> **TASK DIRECTIONS**: Report, from the records below, every line where the word "title" appears.

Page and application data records
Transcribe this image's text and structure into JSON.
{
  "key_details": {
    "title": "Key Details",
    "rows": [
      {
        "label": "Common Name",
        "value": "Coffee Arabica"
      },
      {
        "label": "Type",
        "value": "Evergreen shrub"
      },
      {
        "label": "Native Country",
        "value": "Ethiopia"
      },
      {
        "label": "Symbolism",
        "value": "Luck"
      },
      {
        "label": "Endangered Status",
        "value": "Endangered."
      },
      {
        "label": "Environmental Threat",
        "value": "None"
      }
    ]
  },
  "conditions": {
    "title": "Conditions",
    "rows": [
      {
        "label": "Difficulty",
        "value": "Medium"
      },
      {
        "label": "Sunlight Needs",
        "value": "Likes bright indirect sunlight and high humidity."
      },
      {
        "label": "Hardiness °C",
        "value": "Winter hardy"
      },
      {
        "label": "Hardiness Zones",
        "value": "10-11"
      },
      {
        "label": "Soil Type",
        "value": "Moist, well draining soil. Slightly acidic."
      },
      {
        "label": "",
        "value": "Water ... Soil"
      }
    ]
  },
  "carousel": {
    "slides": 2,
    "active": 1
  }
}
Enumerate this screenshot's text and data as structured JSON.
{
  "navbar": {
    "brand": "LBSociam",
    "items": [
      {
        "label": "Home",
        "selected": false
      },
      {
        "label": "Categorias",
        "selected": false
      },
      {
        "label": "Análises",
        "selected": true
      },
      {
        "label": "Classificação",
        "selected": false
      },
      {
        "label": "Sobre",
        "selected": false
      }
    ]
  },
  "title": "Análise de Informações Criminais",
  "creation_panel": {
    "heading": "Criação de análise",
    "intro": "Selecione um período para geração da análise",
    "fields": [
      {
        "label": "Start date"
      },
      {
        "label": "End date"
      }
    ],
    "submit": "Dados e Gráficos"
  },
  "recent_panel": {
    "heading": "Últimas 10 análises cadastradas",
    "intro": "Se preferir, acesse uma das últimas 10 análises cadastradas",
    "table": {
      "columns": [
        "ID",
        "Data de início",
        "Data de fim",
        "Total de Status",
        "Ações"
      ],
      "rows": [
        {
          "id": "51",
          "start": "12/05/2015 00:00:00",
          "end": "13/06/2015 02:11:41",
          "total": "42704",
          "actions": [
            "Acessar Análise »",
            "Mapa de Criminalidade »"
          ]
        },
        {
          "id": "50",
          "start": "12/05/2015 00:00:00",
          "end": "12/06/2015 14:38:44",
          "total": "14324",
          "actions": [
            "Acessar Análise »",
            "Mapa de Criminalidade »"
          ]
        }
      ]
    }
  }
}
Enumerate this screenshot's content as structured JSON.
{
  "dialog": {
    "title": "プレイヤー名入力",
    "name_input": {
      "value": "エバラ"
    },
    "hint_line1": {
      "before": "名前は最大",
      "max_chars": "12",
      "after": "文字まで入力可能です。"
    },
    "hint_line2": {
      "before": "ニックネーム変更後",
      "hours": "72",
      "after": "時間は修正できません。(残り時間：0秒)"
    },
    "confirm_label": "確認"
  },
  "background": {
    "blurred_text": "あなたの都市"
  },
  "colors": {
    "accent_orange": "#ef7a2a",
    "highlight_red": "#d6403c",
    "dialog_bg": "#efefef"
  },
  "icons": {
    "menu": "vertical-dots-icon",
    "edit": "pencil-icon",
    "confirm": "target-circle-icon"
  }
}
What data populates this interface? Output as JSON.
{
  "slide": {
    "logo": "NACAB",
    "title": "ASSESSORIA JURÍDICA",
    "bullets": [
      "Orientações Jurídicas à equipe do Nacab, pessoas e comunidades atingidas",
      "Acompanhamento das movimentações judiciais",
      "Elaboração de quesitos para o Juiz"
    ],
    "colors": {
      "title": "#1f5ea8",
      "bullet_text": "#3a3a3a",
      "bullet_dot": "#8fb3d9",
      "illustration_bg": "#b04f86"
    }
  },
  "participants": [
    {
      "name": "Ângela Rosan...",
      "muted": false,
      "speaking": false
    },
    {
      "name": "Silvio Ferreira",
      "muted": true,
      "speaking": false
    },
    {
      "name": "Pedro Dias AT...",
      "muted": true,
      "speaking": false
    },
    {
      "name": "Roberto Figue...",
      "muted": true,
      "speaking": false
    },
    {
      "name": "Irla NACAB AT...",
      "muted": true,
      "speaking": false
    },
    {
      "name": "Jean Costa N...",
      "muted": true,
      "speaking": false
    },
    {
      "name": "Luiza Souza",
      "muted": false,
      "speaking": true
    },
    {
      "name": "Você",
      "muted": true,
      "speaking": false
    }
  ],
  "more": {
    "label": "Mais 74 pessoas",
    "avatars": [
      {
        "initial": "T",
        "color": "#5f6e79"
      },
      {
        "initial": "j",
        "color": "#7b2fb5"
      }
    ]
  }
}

> **RESPONSE**:
    "title": "Key Details",
    "title": "Conditions",
  "title": "Análise de Informações Criminais",
    "title": "プレイヤー名入力",
    "title": "ASSESSORIA JURÍDICA",
      "title": "#1f5ea8",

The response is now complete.